Varying perceptions of who should be responsible for supporting individuals with mental health problems may contribute to their needs remaining unmet. A qualitative descriptive design was used to explore these perceptions among key stakeholders. Focus groups were conducted with 13 service users, 12 family members, and 18 treatment providers from an early psychosis intervention program in Montreal, Canada. Individual interviews were conducted with six mental health policy-/decision-makers. Participants across stakeholder groups assigned a range of responsibilities to individuals with mental health problems, stakeholders in these individuals' immediate and extended social networks (e.g., families), macro-level stakeholders with influence (e.g., government), and society as a whole. Perceived failings of the health care system and the need for greater sharing of roles and responsibilities also emerged as important themes. Our findings suggest that different stakeholders should collectively assume certain responsibilities and that systems-level failings may contribute to unmet needs for mental health support.

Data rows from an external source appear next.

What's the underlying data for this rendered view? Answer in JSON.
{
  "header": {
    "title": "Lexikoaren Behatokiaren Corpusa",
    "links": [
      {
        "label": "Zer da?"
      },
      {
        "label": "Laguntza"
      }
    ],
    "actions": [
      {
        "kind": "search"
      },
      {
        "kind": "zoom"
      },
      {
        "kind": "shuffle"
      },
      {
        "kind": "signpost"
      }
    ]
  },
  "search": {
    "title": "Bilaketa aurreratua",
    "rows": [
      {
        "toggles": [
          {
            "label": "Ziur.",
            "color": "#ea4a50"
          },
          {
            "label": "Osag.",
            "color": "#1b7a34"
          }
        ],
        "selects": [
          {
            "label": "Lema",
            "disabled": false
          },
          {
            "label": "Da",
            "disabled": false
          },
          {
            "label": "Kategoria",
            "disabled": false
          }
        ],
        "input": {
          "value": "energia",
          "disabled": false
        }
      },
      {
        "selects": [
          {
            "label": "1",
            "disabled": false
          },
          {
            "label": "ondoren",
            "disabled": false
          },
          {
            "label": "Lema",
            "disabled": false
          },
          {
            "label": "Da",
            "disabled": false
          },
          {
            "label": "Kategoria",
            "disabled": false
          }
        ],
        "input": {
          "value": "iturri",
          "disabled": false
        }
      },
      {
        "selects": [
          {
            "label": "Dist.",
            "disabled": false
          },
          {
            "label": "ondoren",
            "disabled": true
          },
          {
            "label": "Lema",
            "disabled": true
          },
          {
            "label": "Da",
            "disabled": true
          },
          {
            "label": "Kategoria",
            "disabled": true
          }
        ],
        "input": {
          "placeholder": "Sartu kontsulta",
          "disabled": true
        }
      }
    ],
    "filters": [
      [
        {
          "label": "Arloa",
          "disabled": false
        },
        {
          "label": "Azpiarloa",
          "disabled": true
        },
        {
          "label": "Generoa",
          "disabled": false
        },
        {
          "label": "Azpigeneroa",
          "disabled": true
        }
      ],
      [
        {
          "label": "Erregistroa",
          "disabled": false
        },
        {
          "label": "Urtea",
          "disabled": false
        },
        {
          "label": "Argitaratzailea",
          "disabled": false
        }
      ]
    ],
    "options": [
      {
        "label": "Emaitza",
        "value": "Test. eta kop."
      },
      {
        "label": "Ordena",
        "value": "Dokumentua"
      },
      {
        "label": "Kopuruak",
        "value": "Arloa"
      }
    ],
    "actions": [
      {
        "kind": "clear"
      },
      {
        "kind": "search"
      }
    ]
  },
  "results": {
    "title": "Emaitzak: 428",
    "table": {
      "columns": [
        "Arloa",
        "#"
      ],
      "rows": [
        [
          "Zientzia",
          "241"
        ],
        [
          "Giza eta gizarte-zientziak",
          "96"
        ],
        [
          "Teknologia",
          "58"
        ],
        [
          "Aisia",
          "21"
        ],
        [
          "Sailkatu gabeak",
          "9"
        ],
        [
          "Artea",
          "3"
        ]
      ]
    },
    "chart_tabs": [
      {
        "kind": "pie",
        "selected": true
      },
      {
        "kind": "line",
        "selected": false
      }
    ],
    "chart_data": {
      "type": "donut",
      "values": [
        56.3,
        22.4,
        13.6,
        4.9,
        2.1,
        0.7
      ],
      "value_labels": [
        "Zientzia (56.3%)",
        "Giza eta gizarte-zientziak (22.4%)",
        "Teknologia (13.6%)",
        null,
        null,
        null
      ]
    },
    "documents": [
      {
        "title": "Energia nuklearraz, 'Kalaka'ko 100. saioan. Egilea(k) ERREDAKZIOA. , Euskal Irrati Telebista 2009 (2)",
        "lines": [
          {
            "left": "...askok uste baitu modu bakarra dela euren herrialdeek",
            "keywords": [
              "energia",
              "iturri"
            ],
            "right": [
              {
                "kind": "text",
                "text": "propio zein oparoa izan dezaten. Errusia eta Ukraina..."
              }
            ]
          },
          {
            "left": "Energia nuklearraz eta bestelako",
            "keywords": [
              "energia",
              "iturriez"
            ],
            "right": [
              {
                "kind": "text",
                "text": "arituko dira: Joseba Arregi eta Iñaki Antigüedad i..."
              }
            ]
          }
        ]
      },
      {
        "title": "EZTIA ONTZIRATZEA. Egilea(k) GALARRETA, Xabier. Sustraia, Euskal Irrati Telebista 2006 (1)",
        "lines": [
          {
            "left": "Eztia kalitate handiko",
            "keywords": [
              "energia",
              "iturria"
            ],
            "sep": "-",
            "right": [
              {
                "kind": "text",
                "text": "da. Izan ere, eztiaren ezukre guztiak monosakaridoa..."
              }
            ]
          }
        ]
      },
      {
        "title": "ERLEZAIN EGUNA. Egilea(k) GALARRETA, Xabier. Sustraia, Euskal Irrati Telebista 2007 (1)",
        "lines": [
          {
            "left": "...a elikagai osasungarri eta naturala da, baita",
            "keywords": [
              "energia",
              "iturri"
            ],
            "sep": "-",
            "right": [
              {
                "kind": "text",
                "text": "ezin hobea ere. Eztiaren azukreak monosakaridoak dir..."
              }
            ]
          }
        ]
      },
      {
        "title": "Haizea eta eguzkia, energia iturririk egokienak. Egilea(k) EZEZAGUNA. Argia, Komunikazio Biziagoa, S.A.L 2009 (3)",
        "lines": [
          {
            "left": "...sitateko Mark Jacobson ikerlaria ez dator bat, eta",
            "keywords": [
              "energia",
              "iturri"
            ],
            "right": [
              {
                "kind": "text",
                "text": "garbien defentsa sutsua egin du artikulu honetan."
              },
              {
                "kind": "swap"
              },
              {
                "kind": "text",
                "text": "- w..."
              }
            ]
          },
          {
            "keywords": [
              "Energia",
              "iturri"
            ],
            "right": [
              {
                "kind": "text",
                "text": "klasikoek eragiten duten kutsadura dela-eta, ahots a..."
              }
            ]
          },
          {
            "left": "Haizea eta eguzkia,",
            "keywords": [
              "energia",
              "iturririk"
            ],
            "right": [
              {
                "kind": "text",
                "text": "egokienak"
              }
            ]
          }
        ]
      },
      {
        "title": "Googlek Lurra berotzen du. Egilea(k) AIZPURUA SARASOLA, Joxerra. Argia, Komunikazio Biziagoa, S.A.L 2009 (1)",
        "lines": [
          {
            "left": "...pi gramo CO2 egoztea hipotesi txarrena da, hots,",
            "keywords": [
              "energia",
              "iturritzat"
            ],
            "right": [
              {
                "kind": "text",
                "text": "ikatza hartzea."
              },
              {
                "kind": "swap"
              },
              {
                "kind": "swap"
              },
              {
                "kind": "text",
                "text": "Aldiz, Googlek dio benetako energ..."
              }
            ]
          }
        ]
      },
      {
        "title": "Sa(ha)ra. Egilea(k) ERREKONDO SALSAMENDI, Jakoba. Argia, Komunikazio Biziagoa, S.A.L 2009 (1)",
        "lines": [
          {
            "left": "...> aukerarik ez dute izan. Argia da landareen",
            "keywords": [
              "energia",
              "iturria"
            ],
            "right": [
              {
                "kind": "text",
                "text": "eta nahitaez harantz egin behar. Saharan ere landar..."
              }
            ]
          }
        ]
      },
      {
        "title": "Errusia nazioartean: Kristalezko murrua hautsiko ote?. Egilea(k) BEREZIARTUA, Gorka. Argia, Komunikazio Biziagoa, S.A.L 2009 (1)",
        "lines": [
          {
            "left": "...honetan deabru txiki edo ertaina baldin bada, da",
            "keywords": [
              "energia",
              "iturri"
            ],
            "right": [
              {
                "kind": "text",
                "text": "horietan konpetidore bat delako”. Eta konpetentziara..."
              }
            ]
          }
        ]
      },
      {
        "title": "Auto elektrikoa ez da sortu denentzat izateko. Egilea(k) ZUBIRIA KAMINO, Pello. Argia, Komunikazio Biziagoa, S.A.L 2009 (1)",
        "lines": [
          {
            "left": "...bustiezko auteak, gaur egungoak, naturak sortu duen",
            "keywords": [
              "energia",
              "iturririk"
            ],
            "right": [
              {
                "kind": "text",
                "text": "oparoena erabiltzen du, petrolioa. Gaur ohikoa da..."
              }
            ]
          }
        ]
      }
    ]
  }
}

Keywords: Canada; access to health care; adaptation; adolescents; agency; coping; empowerment; enduring; families; health; health care; mental health and illness; policy; policy analysis; power; psychosis; qualitative description; recovery; responsibility; schizophrenia; support needs; teamwork; young adults; youth.